The annual Pacific Financial Intelligence community (PFIC) Plenary was held at The Edgewater Resort last week. PFIC/23111710
The Financial Intelligence Units (FIUs) from the Pacific convened in Rarotonga last week to bolster regional partnerships in the fight against serious financial crimes.
provided a valuable opportunity for FIUs to further explore initiatives to
fight financial crime, including joint operations, capacity building activities
and region-wide technological enhancements.
in-person plenary of the annual Pacific Financial Intelligence community
(PFIC), was held over three days and closed on Friday, at The Edgewater Resort.
PFIC was co-hosted
by the Australian Transaction Reports and Analysis Centre (AUSTRAC), and the
Cook Islands Financial Intelligence Unit (CIFIU).
Walter Henry, head
of Cook Islands FIU and the co-chair of the PFIC, has agreed to stay on in the
position for another year.
Henry said the
development of a Regional National Risk Assessment was requested at the table –
to have a regional model that can apply to all in the Pacific.
He expressed that
this is an area that the members can focus on, as it is both fit for purpose
for all Pacific Island countries and has been endorsed by the governing body.
the effectiveness of the PFIC as a network of aligned partners and noted their
intention to move ahead together as partners through the signing of the “PFIC Collaboration
and Information Sharing: Statement of Intent”.
They also agreed
with the programme of work and focus areas, which are noted in the “Rarotonga

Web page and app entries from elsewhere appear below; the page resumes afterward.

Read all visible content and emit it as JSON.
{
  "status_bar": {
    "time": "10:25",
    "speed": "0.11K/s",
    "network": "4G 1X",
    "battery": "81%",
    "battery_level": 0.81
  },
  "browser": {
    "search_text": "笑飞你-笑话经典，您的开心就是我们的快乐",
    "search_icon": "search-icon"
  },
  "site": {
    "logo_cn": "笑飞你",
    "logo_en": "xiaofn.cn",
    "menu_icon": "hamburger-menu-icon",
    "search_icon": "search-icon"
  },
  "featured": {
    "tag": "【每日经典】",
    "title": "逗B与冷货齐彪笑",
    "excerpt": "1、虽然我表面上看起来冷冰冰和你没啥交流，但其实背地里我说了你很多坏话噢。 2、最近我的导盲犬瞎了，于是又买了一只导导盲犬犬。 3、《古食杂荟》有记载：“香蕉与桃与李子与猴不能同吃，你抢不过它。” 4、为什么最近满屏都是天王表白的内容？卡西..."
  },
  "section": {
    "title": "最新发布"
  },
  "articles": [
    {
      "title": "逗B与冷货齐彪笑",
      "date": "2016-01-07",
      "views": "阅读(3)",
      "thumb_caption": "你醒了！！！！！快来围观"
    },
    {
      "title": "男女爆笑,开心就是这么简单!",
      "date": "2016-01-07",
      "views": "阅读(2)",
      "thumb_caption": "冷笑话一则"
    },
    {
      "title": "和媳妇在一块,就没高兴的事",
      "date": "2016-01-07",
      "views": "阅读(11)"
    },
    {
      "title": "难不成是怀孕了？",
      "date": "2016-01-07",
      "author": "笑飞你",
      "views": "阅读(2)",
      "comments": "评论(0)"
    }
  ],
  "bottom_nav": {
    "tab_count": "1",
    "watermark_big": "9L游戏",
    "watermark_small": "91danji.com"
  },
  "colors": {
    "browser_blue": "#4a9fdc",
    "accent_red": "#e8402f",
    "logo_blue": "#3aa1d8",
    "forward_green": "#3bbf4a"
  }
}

Statement”, identifying initiatives the members will explore to combat financial crime.
initiatives include looking to formalising strategic partnerships with other
regional multilateral bodies such as the Pacific Islands Chief of Police, Asia

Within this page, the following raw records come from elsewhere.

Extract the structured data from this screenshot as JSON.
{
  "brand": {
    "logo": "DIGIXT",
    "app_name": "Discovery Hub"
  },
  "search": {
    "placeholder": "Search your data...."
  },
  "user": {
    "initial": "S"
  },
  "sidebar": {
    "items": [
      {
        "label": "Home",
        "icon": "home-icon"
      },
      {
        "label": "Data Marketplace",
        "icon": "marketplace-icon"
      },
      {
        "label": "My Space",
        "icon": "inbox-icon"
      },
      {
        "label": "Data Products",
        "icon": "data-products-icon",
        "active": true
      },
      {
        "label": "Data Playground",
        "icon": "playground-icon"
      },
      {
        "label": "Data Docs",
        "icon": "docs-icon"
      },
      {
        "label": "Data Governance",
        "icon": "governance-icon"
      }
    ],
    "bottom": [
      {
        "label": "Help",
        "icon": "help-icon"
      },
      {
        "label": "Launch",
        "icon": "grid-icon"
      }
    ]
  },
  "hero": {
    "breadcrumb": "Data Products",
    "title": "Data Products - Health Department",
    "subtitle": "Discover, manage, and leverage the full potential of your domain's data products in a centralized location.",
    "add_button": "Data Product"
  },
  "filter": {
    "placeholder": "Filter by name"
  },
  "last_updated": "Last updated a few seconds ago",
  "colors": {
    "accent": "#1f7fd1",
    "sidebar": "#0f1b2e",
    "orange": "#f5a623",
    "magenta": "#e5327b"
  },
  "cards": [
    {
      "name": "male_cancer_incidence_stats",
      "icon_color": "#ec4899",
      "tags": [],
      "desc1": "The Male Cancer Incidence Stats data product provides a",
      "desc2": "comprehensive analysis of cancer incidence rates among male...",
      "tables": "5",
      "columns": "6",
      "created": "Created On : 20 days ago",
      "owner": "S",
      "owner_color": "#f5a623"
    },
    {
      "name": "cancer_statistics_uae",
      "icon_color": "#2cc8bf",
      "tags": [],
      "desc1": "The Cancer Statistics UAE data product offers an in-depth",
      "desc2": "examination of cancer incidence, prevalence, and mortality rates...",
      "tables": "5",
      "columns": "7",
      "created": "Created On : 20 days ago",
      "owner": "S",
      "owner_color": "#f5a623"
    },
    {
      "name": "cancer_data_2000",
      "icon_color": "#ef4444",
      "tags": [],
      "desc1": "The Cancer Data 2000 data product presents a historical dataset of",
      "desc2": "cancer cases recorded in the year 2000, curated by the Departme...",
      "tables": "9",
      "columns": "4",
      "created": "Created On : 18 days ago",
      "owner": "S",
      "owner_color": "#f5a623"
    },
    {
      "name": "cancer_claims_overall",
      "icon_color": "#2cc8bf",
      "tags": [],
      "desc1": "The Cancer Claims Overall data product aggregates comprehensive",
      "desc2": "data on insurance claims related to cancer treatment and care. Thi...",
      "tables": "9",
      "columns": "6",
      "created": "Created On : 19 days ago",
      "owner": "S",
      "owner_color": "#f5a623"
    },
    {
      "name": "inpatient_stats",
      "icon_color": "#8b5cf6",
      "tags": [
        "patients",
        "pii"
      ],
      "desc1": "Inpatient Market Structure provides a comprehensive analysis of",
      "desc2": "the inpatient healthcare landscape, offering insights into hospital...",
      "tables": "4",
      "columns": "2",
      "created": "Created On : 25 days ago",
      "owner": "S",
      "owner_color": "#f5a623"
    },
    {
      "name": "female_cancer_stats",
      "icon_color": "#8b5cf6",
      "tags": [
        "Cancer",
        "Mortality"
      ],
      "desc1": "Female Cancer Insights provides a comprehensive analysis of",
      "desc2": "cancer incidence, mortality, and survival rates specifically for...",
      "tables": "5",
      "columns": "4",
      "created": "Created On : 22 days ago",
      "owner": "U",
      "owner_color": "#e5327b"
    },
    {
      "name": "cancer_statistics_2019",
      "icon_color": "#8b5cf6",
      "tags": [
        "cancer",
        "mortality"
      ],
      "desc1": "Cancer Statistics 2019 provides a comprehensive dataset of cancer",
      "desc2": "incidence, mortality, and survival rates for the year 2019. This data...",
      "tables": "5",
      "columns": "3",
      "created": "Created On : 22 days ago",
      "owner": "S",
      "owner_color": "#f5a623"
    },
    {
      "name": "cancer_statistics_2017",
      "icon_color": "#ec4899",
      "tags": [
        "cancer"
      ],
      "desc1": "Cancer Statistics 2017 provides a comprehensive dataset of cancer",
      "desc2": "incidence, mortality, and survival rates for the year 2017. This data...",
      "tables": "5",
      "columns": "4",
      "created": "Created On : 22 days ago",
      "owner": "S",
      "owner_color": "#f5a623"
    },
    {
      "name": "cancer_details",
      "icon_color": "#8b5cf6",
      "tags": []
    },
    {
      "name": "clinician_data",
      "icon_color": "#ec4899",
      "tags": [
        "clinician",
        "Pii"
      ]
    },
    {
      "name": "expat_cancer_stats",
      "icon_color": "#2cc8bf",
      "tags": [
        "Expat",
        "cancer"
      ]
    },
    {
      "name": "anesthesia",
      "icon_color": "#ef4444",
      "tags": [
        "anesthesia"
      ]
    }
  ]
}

Pacific group on money laundering and Pacific Anti-Money Laundering (AML)
Supervisors Forum. This will allow them to seek out opportunities to partner
with other non-PFIC member financial intelligence units that hold substantial

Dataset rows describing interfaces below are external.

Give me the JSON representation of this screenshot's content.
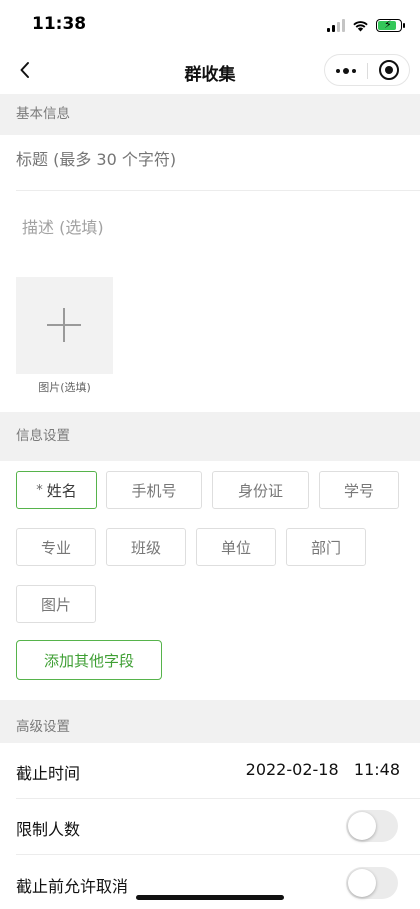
{
  "status_bar": {
    "time": "11:38"
  },
  "nav": {
    "title": "群收集"
  },
  "basic_info": {
    "header": "基本信息",
    "title_placeholder": "标题 (最多 30 个字符)",
    "description_placeholder": "描述 (选填)",
    "image_label": "图片(选填)"
  },
  "info_settings": {
    "header": "信息设置",
    "required_marker": "*",
    "fields": [
      "姓名",
      "手机号",
      "身份证",
      "学号",
      "专业",
      "班级",
      "单位",
      "部门",
      "图片"
    ],
    "selected_field": "姓名",
    "add_button": "添加其他字段"
  },
  "advanced": {
    "header": "高级设置",
    "deadline_label": "截止时间",
    "deadline_value": "2022-02-18   11:48",
    "limit_label": "限制人数",
    "limit_enabled": false,
    "allow_cancel_label": "截止前允许取消",
    "allow_cancel_enabled": false
  },
  "colors": {
    "accent_green": "#56b34b",
    "section_bg": "#f1f1f1",
    "battery_green": "#34c759"
  },
  "icons": [
    "back-arrow-icon",
    "more-dots-icon",
    "target-icon",
    "plus-icon",
    "wifi-icon",
    "signal-icon",
    "battery-charging-icon"
  ]
}
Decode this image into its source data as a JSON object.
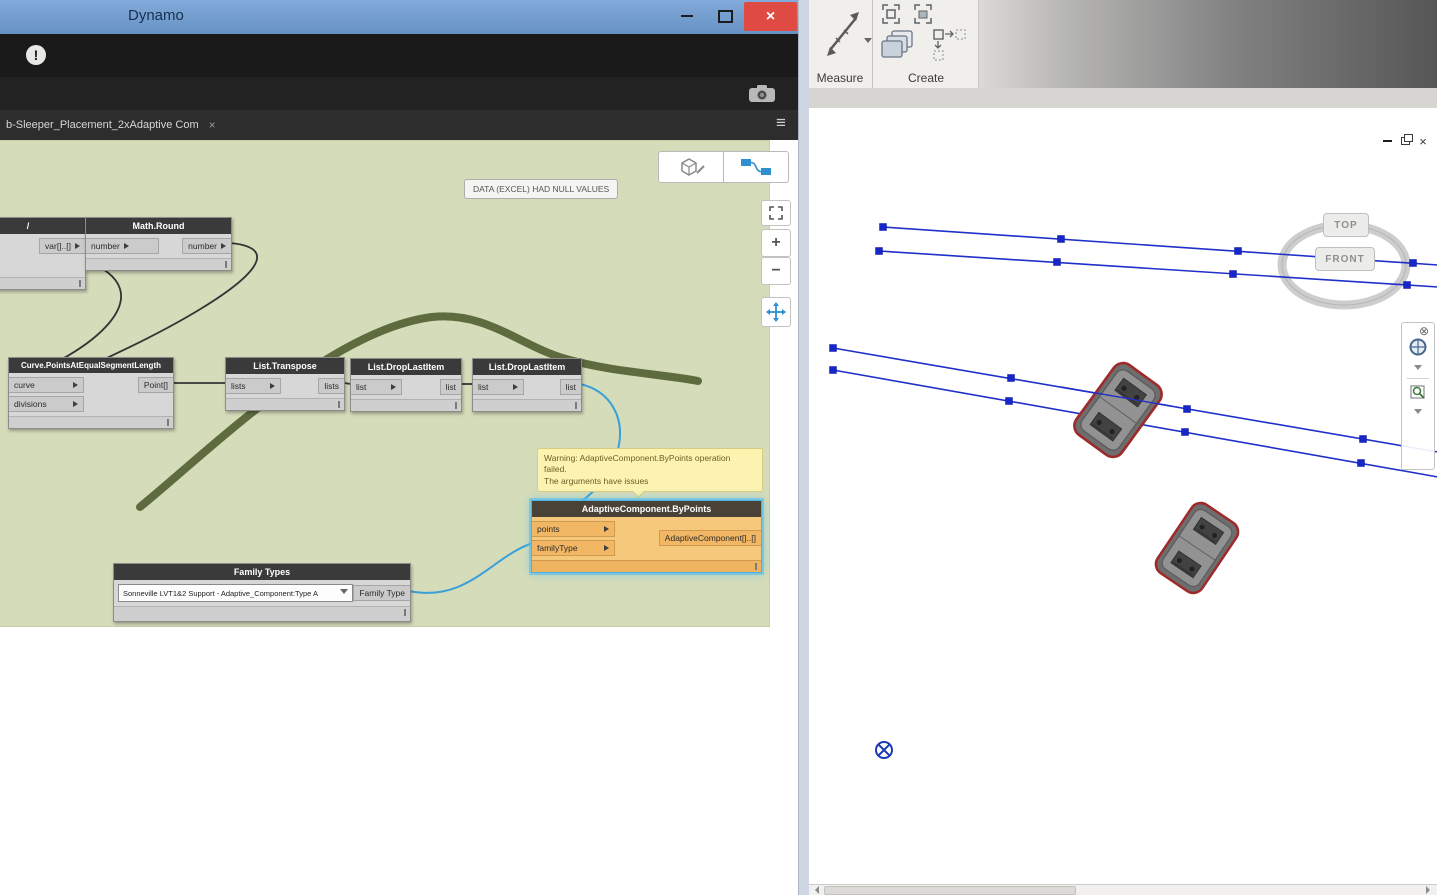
{
  "icons": {
    "menu": "≡",
    "close": "×",
    "tab_close": "×",
    "alert": "!",
    "plus": "+",
    "minus": "−"
  },
  "colors": {
    "titlebar_blue": "#6f9bd1",
    "close_red": "#df4a42",
    "group_green": "#d5dcba",
    "node_header_gray": "#3a3a3a",
    "selection_blue": "#38a6e0",
    "selected_node_orange": "#f6c87c",
    "wire_blue": "#3aa0d8",
    "geometry_curve_olive": "#5e6b3f",
    "revit_line_blue": "#1b2fd0",
    "warning_yellow": "#fcf3b0"
  },
  "dynamo": {
    "title": "Dynamo",
    "tab": "b-Sleeper_Placement_2xAdaptive Com",
    "null_value_tooltip": "DATA (EXCEL) HAD NULL VALUES",
    "warning": {
      "line1": "Warning: AdaptiveComponent.ByPoints operation",
      "line2": "failed.",
      "line3": "The arguments have issues"
    },
    "nodes": {
      "divide": {
        "title": "/",
        "output": "var[]..[]"
      },
      "math_round": {
        "title": "Math.Round",
        "input": "number",
        "output": "number"
      },
      "curve_points": {
        "title": "Curve.PointsAtEqualSegmentLength",
        "inputs": [
          "curve",
          "divisions"
        ],
        "output": "Point[]"
      },
      "list_transpose": {
        "title": "List.Transpose",
        "input": "lists",
        "output": "lists"
      },
      "drop_last_1": {
        "title": "List.DropLastItem",
        "input": "list",
        "output": "list"
      },
      "drop_last_2": {
        "title": "List.DropLastItem",
        "input": "list",
        "output": "list"
      },
      "adaptive": {
        "title": "AdaptiveComponent.ByPoints",
        "inputs": [
          "points",
          "familyType"
        ],
        "output": "AdaptiveComponent[]..[]"
      },
      "family_types": {
        "title": "Family Types",
        "selected": "Sonneville LVT1&2 Support - Adaptive_Component:Type A",
        "output": "Family Type"
      }
    }
  },
  "revit": {
    "panels": {
      "measure": "Measure",
      "create": "Create"
    },
    "viewcube": {
      "top": "TOP",
      "front": "FRONT"
    }
  }
}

Pacific interests, and to establish a risk assessment methodology and
involve the sharing of information and joint analysis proactively through multilateral
intelligence projects, as well as to encourage information sharing between PFIC
members by sharing of lists of persons of interest, and to explore partnerships
with other members in the wider anti-money laundering and counter-terrorism
provided the Cook Islands FIU with Taipan, a new data analytics system that
financial intelligence analysts can use to detect suspicious financial patterns
related to criminal activities.
Building and Research initiatives include the continuation of rolling out Taipan
to all PFIC members (not including Australia and NZ) and create a community of
practice through the Taipan User Group.
The focus areas
for PFIC next year will comprise of Transnational Serious Organised Crime
(OMCGs) and Narcotics Trafficking, Child Sexual Abuse and Exploitation (CSAE),
corruption and politically exposed persons.
delegates attended the plenary at The Edgewater Resort, including the PFIC
co-chair Dr John Moss, who is the AUSTRAC deputy CEO.
In attendance at
the PFIC plenary were representatives from the FIUs of Australia, Cook Islands,
Fiji, Kiribati, Nauru, New Zealand, Niue, Palau, Papua New Guinea, Republic of
Marshall Islands, Samoa, Solomon Islands, Tonga and Tuvalu.